Here's the Bridgeport bridge that I showed in a previous post. Only this time I actually took the picture myself.
We all swam, but of course I was the only one taking pictures. The fun thing about going back to a place for years and years is all of the memories you have there. So many special people in my life have spent time with us there, including my cousins and my first boyfriend. On Friday I got to swim down deep with the fish, and climb around the same rocks that I climbed on 15 years ago, only this time I swam with my six year old son and we had a blast. (Below is Hubby and my daughter.)
C got water in his ear and still hasn't stopped doing this off and on. That's my mom on the left -- Hi Mom!
Here's a little Bridgeport history, in case you're interested.

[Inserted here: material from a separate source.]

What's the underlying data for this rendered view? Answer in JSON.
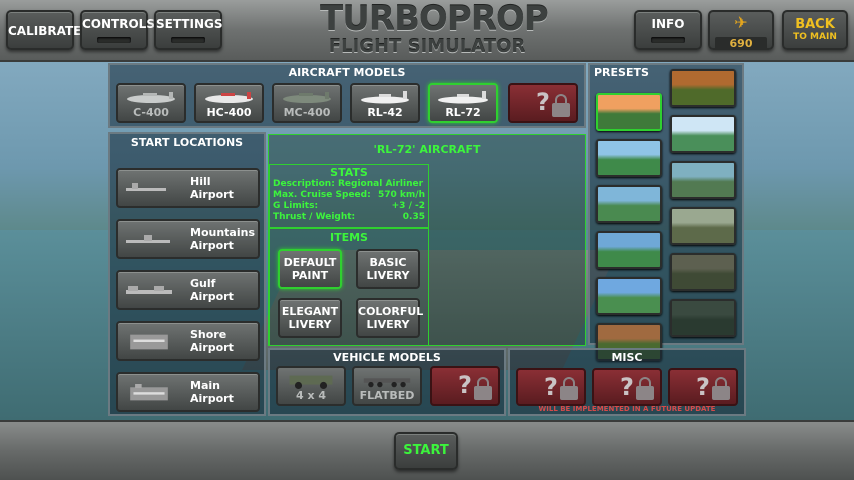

Over the weekend, my son and I slept out in the sunroom that my parents call "The Treehouse." This is the view when I open my eyes in the morning. You can't complain about a view like this. I love waking up in this room, and I never have a headache when I do.
And this is the view of the pillow hog that I was nearly kicked out of bed by. He's a cuddly sleeper.
On Saturday, my brother drove up to join us, and this made two small people very, very happy. Isn't he handsome?
What I did NOT take pictures of was the awful, horrible, hated disaster that is otherwise known as "school clothes shopping." I feel I now know what the military should use as a torture device. Forget waterboarding. They should just take suspected terrorists to JC Penny with my son, and make them pick out clothes with him. He will make them sorry they ever even considered doing wrong. Oh yes...he will.
Tomorrow: The world of blackberries